‘Tell the people you love that you love them’: an interview with Lt. Governor Peggy Flanagan

The MSR spent a few minutes with Minnesota Lt. Governor Peggy Flanagan who spoke with an obviously heavy heart as she just lost her brother to COVID-19 last Saturday. Flanagan, who is Native, answered questions pertaining to the state’s stay-at-home order in response to COVID-19, and its effects on communities of color, as well as the broader community.

Related Story: Minnesota lawmakers impacted by the coronavirus

MSR: What is COVID-19’s impact on the Native Community?

Lt. Gov. Flanagan: The federal government has never quite lived up to their trust responsibilities as well as their need to provide healthcare and education for Native people. The response by the federal government through the first packet of legislation that was passed was pretty lacking in regard to Indian Health Service. Hoping the second round does better but it will not likely meet the total need.
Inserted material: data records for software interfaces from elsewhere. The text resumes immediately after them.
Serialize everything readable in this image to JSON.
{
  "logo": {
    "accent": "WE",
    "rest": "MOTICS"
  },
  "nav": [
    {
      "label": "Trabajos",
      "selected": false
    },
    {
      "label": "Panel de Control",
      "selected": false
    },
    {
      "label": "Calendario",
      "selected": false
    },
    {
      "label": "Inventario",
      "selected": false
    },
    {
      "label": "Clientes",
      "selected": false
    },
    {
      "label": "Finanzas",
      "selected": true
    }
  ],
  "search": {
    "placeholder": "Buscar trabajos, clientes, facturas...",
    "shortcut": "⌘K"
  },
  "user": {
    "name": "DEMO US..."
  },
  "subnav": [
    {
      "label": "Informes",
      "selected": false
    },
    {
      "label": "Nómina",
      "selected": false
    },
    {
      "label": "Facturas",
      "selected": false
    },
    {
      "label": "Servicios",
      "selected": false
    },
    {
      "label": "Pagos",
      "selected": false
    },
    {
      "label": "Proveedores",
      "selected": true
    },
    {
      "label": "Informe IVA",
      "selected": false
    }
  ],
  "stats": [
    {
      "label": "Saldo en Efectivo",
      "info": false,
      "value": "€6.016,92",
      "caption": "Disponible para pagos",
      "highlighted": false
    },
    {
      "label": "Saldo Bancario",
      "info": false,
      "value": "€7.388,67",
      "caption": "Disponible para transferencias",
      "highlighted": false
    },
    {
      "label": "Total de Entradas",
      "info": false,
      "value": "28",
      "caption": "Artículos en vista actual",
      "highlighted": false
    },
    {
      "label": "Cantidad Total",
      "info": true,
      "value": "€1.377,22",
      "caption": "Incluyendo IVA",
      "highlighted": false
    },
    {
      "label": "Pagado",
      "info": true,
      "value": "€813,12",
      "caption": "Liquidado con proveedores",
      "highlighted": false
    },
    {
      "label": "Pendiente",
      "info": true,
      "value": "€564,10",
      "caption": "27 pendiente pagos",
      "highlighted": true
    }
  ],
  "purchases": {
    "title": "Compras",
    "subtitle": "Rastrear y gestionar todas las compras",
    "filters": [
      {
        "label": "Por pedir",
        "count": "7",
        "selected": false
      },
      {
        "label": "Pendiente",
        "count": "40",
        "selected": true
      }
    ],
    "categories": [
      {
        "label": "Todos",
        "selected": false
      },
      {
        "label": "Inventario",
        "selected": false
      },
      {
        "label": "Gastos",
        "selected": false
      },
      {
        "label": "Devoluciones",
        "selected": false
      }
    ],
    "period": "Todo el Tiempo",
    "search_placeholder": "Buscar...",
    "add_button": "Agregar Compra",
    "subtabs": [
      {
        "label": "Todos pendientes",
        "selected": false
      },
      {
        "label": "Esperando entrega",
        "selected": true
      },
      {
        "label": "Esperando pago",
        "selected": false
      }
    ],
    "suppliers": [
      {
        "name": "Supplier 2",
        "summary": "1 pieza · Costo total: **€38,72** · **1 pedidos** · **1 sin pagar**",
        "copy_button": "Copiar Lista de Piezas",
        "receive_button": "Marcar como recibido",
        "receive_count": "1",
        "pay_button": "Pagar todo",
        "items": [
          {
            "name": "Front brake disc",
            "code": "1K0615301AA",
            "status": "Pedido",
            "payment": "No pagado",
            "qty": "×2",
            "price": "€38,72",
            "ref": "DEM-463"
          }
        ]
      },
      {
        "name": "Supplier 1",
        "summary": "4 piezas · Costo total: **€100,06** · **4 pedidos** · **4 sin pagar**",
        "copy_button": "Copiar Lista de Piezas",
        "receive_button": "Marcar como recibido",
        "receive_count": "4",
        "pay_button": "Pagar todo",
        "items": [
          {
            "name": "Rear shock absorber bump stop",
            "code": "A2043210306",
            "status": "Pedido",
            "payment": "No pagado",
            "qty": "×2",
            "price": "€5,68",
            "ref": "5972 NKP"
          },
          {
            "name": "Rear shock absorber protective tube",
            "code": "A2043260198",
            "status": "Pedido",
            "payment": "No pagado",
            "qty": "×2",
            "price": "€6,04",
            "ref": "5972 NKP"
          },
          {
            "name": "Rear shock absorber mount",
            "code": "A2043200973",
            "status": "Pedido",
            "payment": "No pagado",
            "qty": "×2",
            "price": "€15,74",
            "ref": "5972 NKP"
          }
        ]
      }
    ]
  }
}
[I am] conducting daily calls with tribal leaders across the state, with federal partners through Congresswoman Betty McCollum’s office and Senator Tina Smith throughout the state, and making sure they are aligning the state, the feds, and the tribes in how we are going to respond.

[There is a] proposal from the governor’s office to provide additional financial support through a tribal assistance grant fund that will be available to tribes because they have closed their casinos. 

MSR: Will the statistics on COVID-19 be broken down by race?

Lt Governor Flanagan: I have asked our commissioner of Dept of Health to begin disaggregating the database based on race. I think it’s going to be critically important that we have that information, so we know where to target resources both through communications and also for additional support. Data will be made available in the coming days as we respond to this crisis.

Certainly in the Native community and in communities of color, many of our communities have underlying health conditions like health disease, diabetes, high blood pressure, and asthma that are risk factors. We want to make sure our communities are hearing the message to stay home as much as possible and not putting themselves at risk and find themselves in a position where they need hospitalization or other additional care.

MSR: Why the lockdown?

Lt Governor Flanagan: The reason the governor ordered the stay-at-home order—through Friday, April 10—is so that we can use these two weeks to plan for what that response will look like. The response from the Trump administration has been disappointing at best. We know that we will have to take charge of what happens here in Minnesota.

The two weeks allows us to plan, to plan with our partners across the state, state hospitals, and health care providers, along with the MN National Guard, to see where we can put up additional health care facilities and intensive care units because there is not enough capacity for what is coming.

It’s not confirmed, but we are looking at places like the River Center as an example of a place where we can set up an additional intensive care unit for people who need medical care.

 We had crushing disparities in this state before this pandemic and this will exacerbate those even more. Our responsibility is to do everything we can in this moment. We are going to make sure we have responses to rebuild communities that are based on the actual needs and are community guided. 

MSR: What should we do during this time?

Lt Governor Flanagan: Our communities have endured tragedy before; we are resilient and we are still here. What is clear to me in this moment is that for many of us, the way we care for one another is by coming together and while it seems counterintuitive, in this moment, the best way we can care for each other is by staying at home. 

Especially as we find many of ourselves and our family members our community members who have underlying health conditions. It is critical that we wash our hands and practice social distancing and remember to continue to reach out to each other.

I lost my brother to COVID last Saturday. He had cancer and had just started treatments and was released and then contracted COVID and was put into ICU. He lived in Tennessee and [was placed in] a medically-induced coma and a ventilator and he couldn’t fight it.

It is incredibly personal to me. He was a marine. He would want us to just get right back to it, doing what we needed to do to make sure people are protected and have the support they need to get through this crisis.

MSR: Any last bit of advice?

Lt Governor Flanagan: The best thing we can do is stay home but also check in with one another—tell the people you love that you love them. We ran out of time with my brother.

We have endured a lot and we will continue to endure; we will come out on the other side because we are resilient.